Having admitted in a recent review to being ‘not much of a reader’ it would seem somewhat duplicitous to go straight back to a novel or play or collection of poetry and sing its praises. Rather than appear two-faced I shall stick to my first love – the silver screen.
Currently, my time is consumed by re-writing my Year 11 Literature course for 2016 as the Victorian Curriculum and Assessment Authority has seen it fit to shift the goal posts just when I thought I was getting the hang of it. The upshot of this is that I am to lose my ability to round out the first semester from here on by teaching Rear Window. Having taught it seven times I feel I have refined my delivery and breakdown of the film to a fine art. Hitchcock’s masterpiece has become so much a part of me that the other day my class observed that my hairstyle very slightly resembles that of Grace Kelly’s at the conclusion of the film. I’m not sure whether I should be distressed by that or see it as a great compliment to my beauty.
Rear Window was a film I inherited from a previous teacher. I had studied it myself at university as it is ‘the well-made film’ often trotted out when learning about film, film analysis or film making. Master of suspense he may be, but I find Hitchcock’s construction of real characters the real work of art in Rear Window. He is, of course, aided by Jimmy Stewart, Grace Kelly and Raymond Burr who all seem to simply live inside their respective characters. Having seen the film so many times now I find it hard to watch ‘It’s A Wonderful Life’, ‘To Catch A Thief’ or classic Perry Mason and disassociate these leads from their characters.
For those uninitiated film-goers and those unfamiliar with The Simpson’s episode ‘Bart of Darkness’ (a wonderful homage and well worth 20 minutes of your time) the basic plot of Rear Window is that protagonist LB Jeffries is stuck in his New York apartment during a heatwave due to a broken leg he gained snapping daring photos in his role as a photo-journalist. Finding himself lost for things to do he has little option other to spy on his neighbours – it is after all the height of McCarthyism. While doing so he believes to have discovered that the man in the opposite apartment has murdered and disposed of his wife. As is custom Hitchcock appears briefly in his trademark cameo and Grace Kelly essentially saves the day because she is somewhat stunning. The film seems to be all about unravelling the truth and exploring the ethics of spying on your neighbours even if uncovering a hideous crime. In truth however, the film is about the relationship between LB and his gloriously attractive girlfriend Lisa Freemont.
Lisa desperately wants to settle down with LB. She may be a successful woman in her own right but it is the 1950s so really she has to find a way to please her man and become a housewife. Lisa’s world and LB’s life are so very different that LB is convinced Lisa could never change (heaven forbid he were to alter himself!) and so she sets about showing him otherwise. In one of the most brilliant pieces of cinema ever to exist on celluloid Lisa scales the building opposite and breaks into the murderer’s home to find the required evidence but more importantly to show he beau that she can cut the mustard. The tension created is so intense that even all these years later in the age ‘The Blair Witch’ and such young people still jump and scream as they see her peril creeping closer. The only moment to illicit a stronger reaction is when the ‘killer’ stares down the barrel of LB’s telephoto lens and right into the eyes of the audience. He catches us watching him and lets us know that he is displeased. I have almost had to pick students with weak constitutions up from the floor after that!

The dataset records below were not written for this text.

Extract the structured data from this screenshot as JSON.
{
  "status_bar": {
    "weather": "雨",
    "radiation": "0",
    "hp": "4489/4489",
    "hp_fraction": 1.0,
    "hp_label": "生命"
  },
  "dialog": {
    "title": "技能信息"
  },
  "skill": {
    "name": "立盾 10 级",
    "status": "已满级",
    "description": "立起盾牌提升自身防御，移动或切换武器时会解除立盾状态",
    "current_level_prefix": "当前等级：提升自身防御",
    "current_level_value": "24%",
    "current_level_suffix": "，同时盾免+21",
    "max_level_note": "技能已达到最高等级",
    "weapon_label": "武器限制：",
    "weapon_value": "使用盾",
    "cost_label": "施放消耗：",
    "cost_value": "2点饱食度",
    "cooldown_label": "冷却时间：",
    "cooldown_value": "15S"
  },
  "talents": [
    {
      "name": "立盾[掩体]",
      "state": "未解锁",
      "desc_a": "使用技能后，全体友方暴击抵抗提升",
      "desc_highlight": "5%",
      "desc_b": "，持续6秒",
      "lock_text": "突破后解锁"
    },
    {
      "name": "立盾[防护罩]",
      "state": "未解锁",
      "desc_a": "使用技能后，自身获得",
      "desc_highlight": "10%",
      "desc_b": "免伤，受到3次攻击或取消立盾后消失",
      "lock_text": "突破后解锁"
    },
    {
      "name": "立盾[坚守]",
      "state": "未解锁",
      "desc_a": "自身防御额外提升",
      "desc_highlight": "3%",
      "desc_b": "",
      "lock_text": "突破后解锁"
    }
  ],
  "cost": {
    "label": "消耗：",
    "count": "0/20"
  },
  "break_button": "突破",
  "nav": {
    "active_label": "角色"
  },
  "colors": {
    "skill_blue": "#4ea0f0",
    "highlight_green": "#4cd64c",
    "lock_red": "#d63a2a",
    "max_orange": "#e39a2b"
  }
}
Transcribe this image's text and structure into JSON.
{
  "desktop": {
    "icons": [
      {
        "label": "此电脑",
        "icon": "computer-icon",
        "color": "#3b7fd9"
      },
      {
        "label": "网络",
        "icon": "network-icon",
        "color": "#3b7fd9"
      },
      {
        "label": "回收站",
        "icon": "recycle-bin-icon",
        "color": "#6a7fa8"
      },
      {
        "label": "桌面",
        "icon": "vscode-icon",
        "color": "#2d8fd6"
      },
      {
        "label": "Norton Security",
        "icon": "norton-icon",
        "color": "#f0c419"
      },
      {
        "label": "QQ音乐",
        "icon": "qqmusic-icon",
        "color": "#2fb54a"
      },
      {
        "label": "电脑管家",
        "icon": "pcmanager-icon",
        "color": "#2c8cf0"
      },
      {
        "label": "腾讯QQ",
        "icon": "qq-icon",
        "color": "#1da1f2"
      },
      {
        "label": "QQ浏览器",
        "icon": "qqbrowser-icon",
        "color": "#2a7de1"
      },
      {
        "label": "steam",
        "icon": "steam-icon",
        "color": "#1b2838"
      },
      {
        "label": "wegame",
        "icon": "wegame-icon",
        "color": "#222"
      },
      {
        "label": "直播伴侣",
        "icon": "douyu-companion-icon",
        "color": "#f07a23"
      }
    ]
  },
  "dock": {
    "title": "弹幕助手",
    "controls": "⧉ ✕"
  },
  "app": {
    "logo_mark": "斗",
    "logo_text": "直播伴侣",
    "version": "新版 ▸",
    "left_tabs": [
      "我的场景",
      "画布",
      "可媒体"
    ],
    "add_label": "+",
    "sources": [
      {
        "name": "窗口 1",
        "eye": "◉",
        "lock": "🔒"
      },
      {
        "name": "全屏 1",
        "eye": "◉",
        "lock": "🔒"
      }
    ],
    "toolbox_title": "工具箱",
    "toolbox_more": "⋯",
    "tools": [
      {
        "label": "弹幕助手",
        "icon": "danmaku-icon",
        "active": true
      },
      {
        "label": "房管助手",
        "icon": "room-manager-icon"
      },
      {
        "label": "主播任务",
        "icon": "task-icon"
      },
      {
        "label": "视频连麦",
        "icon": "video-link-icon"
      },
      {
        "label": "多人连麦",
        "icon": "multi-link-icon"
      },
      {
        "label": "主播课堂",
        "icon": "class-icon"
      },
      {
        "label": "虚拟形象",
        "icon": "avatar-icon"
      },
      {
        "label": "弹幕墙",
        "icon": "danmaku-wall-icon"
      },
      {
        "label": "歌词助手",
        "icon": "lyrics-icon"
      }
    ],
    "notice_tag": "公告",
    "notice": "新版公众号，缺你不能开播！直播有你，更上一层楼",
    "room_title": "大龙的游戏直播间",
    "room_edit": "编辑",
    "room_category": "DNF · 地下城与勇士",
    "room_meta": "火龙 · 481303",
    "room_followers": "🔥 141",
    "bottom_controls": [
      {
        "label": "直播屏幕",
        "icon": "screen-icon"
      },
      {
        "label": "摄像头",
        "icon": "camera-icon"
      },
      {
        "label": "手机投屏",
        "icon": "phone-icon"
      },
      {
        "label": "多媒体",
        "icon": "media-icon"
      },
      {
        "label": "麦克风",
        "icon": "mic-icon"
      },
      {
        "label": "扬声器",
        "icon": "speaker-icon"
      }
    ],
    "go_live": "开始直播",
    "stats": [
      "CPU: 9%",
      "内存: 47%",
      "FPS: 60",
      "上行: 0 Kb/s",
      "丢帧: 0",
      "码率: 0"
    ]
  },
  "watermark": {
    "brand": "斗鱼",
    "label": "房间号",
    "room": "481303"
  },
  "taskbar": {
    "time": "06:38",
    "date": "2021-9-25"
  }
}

But sadly this is my final chance to teach Rear Window. The new Literature course does not have an outcome where film is the focus. I am relishing the chance to pull the film apart for the final time and, yes, I am still finding new things even after all these years.
Hitch really is a master. I love that Rear Window has become the gateway drug to older cinema for my students. I have lost a few copies of ‘North By Northwest’ to the masses after lending them out and I think someone still has a copy of ‘The Birds’ that I need to get back as well. It is gratifying to find that the old stuff really is just as good as the new stuff (I shall not mention LeBeouf’s dreadful reboot of Rear Window in the 2007 crapfest ‘Disturbia’). I sometimes even manage to sneak into my unit the episode of That 70’s Show ‘To Old To Trick Or Treat, To Young To Die’. But take this advice: before you see Fez in fishnets you must go and watch the original and the best – Rear Window.